> [EXERCISE DIRECTIONS]: Scan the entries for the word "size" and report how many lines contain it, as a number with no other words.

====

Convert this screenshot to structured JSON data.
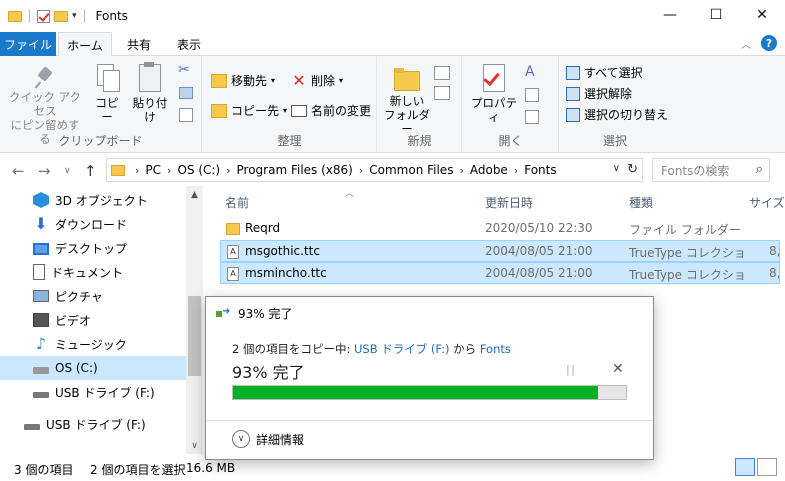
{
  "window": {
    "title": "Fonts",
    "controls": {
      "minimize": "—",
      "maximize": "☐",
      "close": "✕"
    }
  },
  "ribbon_tabs": {
    "file": "ファイル",
    "home": "ホーム",
    "share": "共有",
    "view": "表示",
    "help": "?"
  },
  "ribbon": {
    "clipboard": {
      "label": "クリップボード",
      "pin_line1": "クイック アクセス",
      "pin_line2": "にピン留めする",
      "copy": "コピー",
      "paste": "貼り付け"
    },
    "organize": {
      "label": "整理",
      "move_to": "移動先",
      "copy_to": "コピー先",
      "delete": "削除",
      "rename": "名前の変更"
    },
    "new": {
      "label": "新規",
      "new_folder_line1": "新しい",
      "new_folder_line2": "フォルダー"
    },
    "open": {
      "label": "開く",
      "properties": "プロパティ"
    },
    "select": {
      "label": "選択",
      "select_all": "すべて選択",
      "select_none": "選択解除",
      "invert": "選択の切り替え"
    }
  },
  "address": {
    "crumbs": [
      "PC",
      "OS (C:)",
      "Program Files (x86)",
      "Common Files",
      "Adobe",
      "Fonts"
    ],
    "search_placeholder": "Fontsの検索"
  },
  "nav": {
    "items": [
      {
        "label": "3D オブジェクト",
        "icon": "3d-objects-icon"
      },
      {
        "label": "ダウンロード",
        "icon": "download-icon"
      },
      {
        "label": "デスクトップ",
        "icon": "desktop-icon"
      },
      {
        "label": "ドキュメント",
        "icon": "documents-icon"
      },
      {
        "label": "ピクチャ",
        "icon": "pictures-icon"
      },
      {
        "label": "ビデオ",
        "icon": "videos-icon"
      },
      {
        "label": "ミュージック",
        "icon": "music-icon"
      },
      {
        "label": "OS (C:)",
        "icon": "drive-icon"
      },
      {
        "label": "USB ドライブ (F:)",
        "icon": "usb-drive-icon"
      },
      {
        "label": "USB ドライブ (F:)",
        "icon": "usb-drive-icon"
      }
    ]
  },
  "columns": {
    "name": "名前",
    "date": "更新日時",
    "type": "種類",
    "size": "サイズ"
  },
  "files": [
    {
      "name": "Reqrd",
      "date": "2020/05/10 22:30",
      "type": "ファイル フォルダー",
      "size": ""
    },
    {
      "name": "msgothic.ttc",
      "date": "2004/08/05 21:00",
      "type": "TrueType コレクショ",
      "size": "8,"
    },
    {
      "name": "msmincho.ttc",
      "date": "2004/08/05 21:00",
      "type": "TrueType コレクショ",
      "size": "8,"
    }
  ],
  "status": {
    "item_count": "3 個の項目",
    "selected": "2 個の項目を選択",
    "size": "16.6 MB"
  },
  "copy_dialog": {
    "title": "93% 完了",
    "msg_prefix": "2 個の項目をコピー中: ",
    "source": "USB ドライブ (F:)",
    "msg_mid": " から ",
    "dest": "Fonts",
    "percent_text": "93% 完了",
    "progress": 0.93,
    "details": "詳細情報",
    "progress_color": "#06b025"
  }
}
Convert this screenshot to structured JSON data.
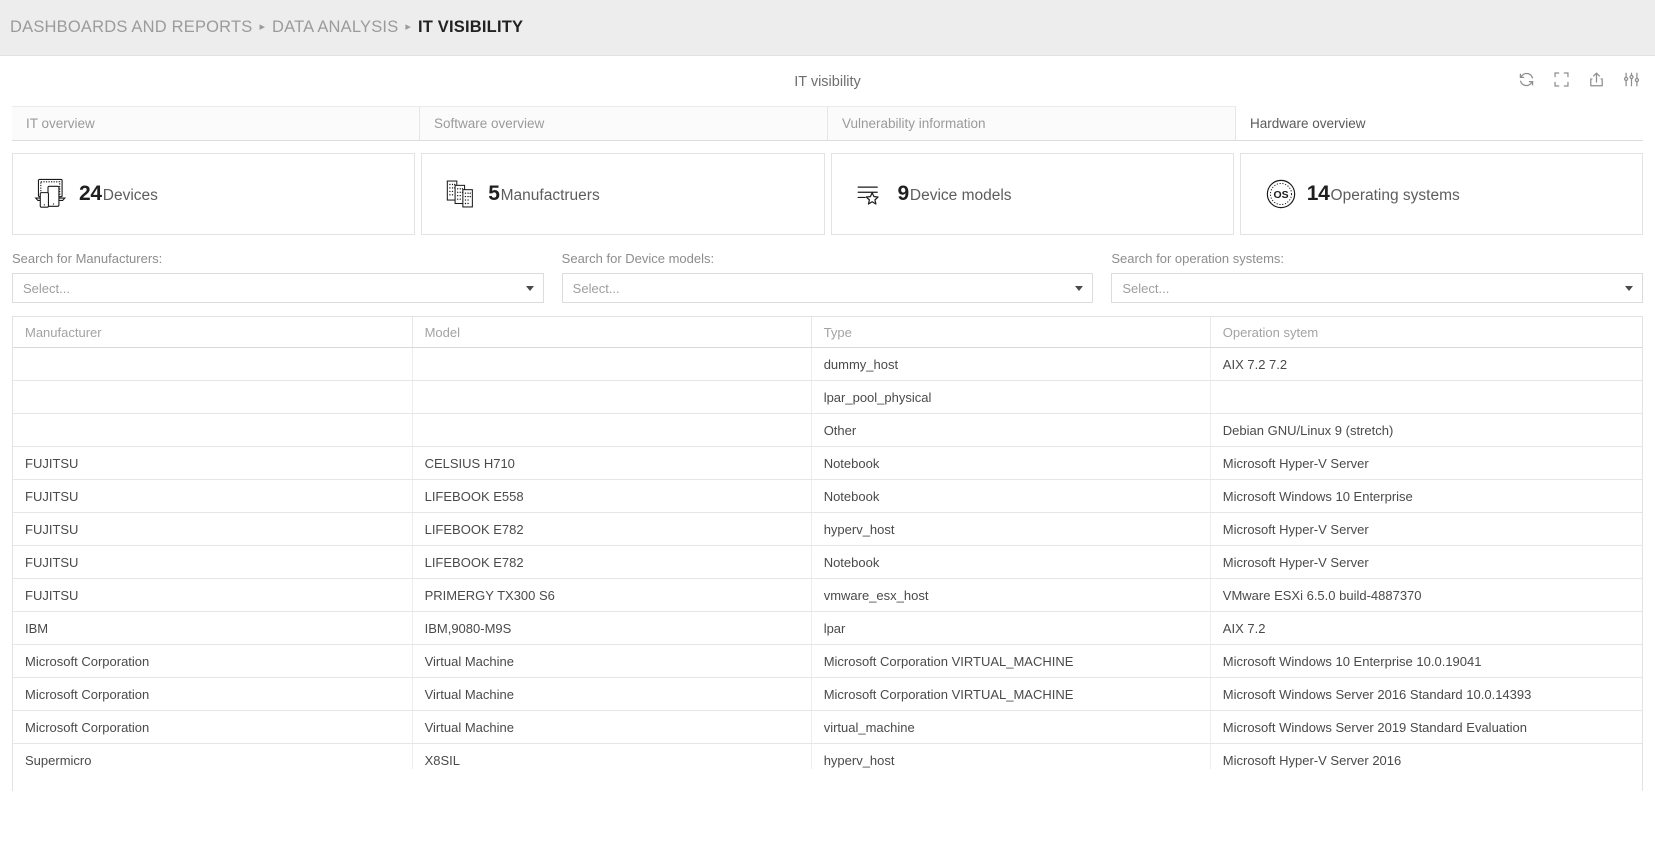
{
  "breadcrumb": {
    "separator": "▸",
    "items": [
      {
        "label": "DASHBOARDS AND REPORTS",
        "active": false
      },
      {
        "label": "DATA ANALYSIS",
        "active": false
      },
      {
        "label": "IT VISIBILITY",
        "active": true
      }
    ]
  },
  "panel": {
    "title": "IT visibility",
    "tools": [
      {
        "name": "refresh-icon",
        "tooltip": "Refresh"
      },
      {
        "name": "fullscreen-icon",
        "tooltip": "Fullscreen"
      },
      {
        "name": "export-icon",
        "tooltip": "Export"
      },
      {
        "name": "settings-sliders-icon",
        "tooltip": "Settings"
      }
    ]
  },
  "tabs": [
    {
      "label": "IT overview",
      "active": false
    },
    {
      "label": "Software overview",
      "active": false
    },
    {
      "label": "Vulnerability information",
      "active": false
    },
    {
      "label": "Hardware overview",
      "active": true
    }
  ],
  "kpi_cards": [
    {
      "value": "24",
      "label": "Devices",
      "icon": "devices-icon"
    },
    {
      "value": "5",
      "label": "Manufactruers",
      "icon": "buildings-icon"
    },
    {
      "value": "9",
      "label": "Device models",
      "icon": "list-star-icon"
    },
    {
      "value": "14",
      "label": "Operating systems",
      "icon": "os-badge-icon"
    }
  ],
  "filters": [
    {
      "label": "Search for Manufacturers:",
      "placeholder": "Select...",
      "value": "Select..."
    },
    {
      "label": "Search for Device models:",
      "placeholder": "Select...",
      "value": "Select..."
    },
    {
      "label": "Search for operation systems:",
      "placeholder": "Select...",
      "value": "Select..."
    }
  ],
  "table": {
    "columns": [
      "Manufacturer",
      "Model",
      "Type",
      "Operation sytem"
    ],
    "rows": [
      [
        "",
        "",
        "dummy_host",
        "AIX 7.2 7.2"
      ],
      [
        "",
        "",
        "lpar_pool_physical",
        ""
      ],
      [
        "",
        "",
        "Other",
        "Debian GNU/Linux 9 (stretch)"
      ],
      [
        "FUJITSU",
        "CELSIUS H710",
        "Notebook",
        "Microsoft Hyper-V Server"
      ],
      [
        "FUJITSU",
        "LIFEBOOK E558",
        "Notebook",
        "Microsoft Windows 10 Enterprise"
      ],
      [
        "FUJITSU",
        "LIFEBOOK E782",
        "hyperv_host",
        "Microsoft Hyper-V Server"
      ],
      [
        "FUJITSU",
        "LIFEBOOK E782",
        "Notebook",
        "Microsoft Hyper-V Server"
      ],
      [
        "FUJITSU",
        "PRIMERGY TX300 S6",
        "vmware_esx_host",
        "VMware ESXi 6.5.0 build-4887370"
      ],
      [
        "IBM",
        "IBM,9080-M9S",
        "lpar",
        "AIX 7.2"
      ],
      [
        "Microsoft Corporation",
        "Virtual Machine",
        "Microsoft Corporation VIRTUAL_MACHINE",
        "Microsoft Windows 10 Enterprise 10.0.19041"
      ],
      [
        "Microsoft Corporation",
        "Virtual Machine",
        "Microsoft Corporation VIRTUAL_MACHINE",
        "Microsoft Windows Server 2016 Standard 10.0.14393"
      ],
      [
        "Microsoft Corporation",
        "Virtual Machine",
        "virtual_machine",
        "Microsoft Windows Server 2019 Standard Evaluation"
      ],
      [
        "Supermicro",
        "X8SIL",
        "hyperv_host",
        "Microsoft Hyper-V Server 2016"
      ],
      [
        "",
        "",
        "",
        ""
      ]
    ]
  },
  "colors": {
    "breadcrumb_bg": "#ededed",
    "panel_bg": "#ffffff",
    "muted_text": "#9b9b9b",
    "active_text": "#222222",
    "border": "#e3e3e3"
  }
}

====

> [WORKED SOLUTION]: 5